PSA is determined from a sample of blood, and it can be used in different ways:
In men when it is not known whether they suffer from prostate cancer, as a screening or diagnostic test.
In men already diagnosed with prostate cancer, as a specific marker or monitoring procedure.
PSA (prostate-specific antigen), a protein that liquefies semen, is secreted by prostate and used as a tumour marker.
This substance is found only in the prostate and only in men, and it is a tumour marker in men starting at age 50, when a certain amount of this protein is present in the bloodstream.
PSA can be found in blood a free form, or bound to other blood substances.
When in the free form, it is known as free PSA.
▪ When bound to other substances, it is known as complexed PSA.
▪ The total PSA is the sum of both forms of PSA, which is regularly determined in blood tests.

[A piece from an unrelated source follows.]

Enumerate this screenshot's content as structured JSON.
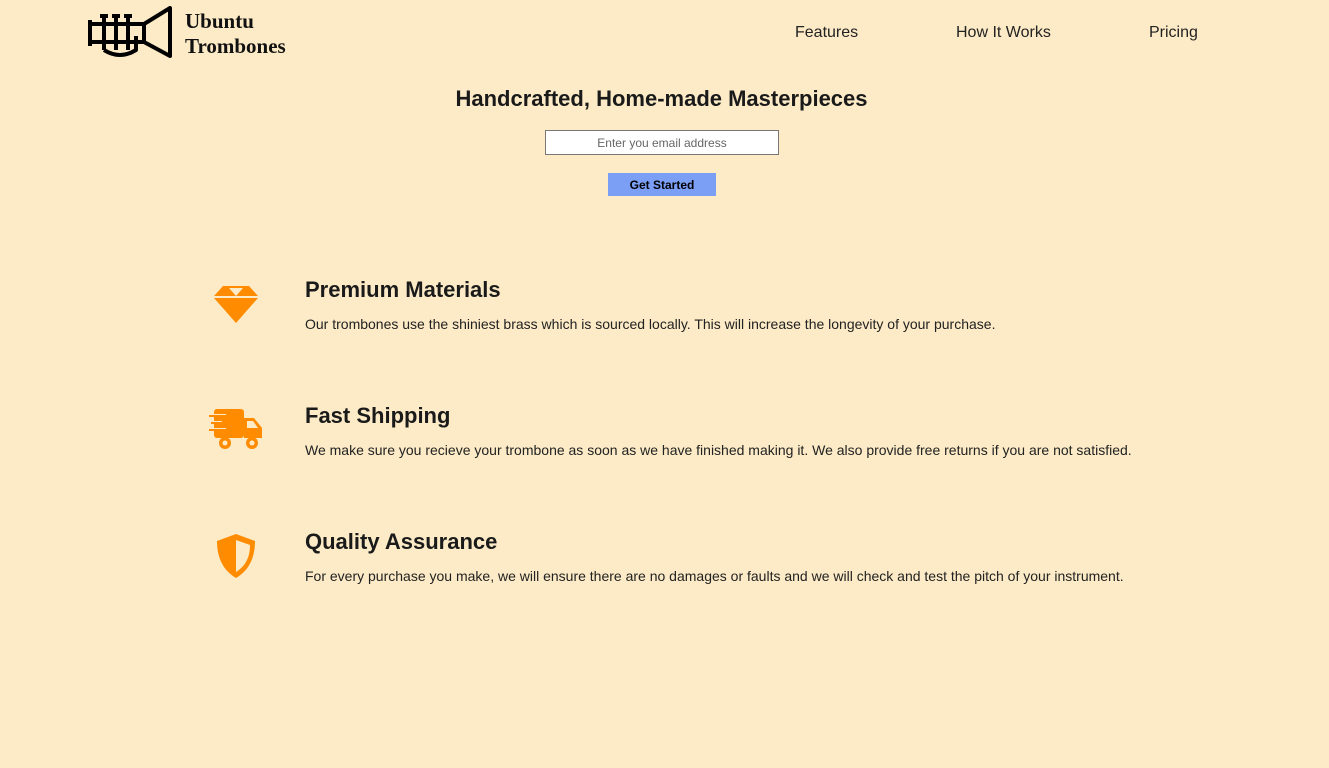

When PSA determination is used as a screening or diagnostic test, if an abnormal result is observed then additional tests will be required. Increased levels of PSA may suggest the presence of prostate cancer.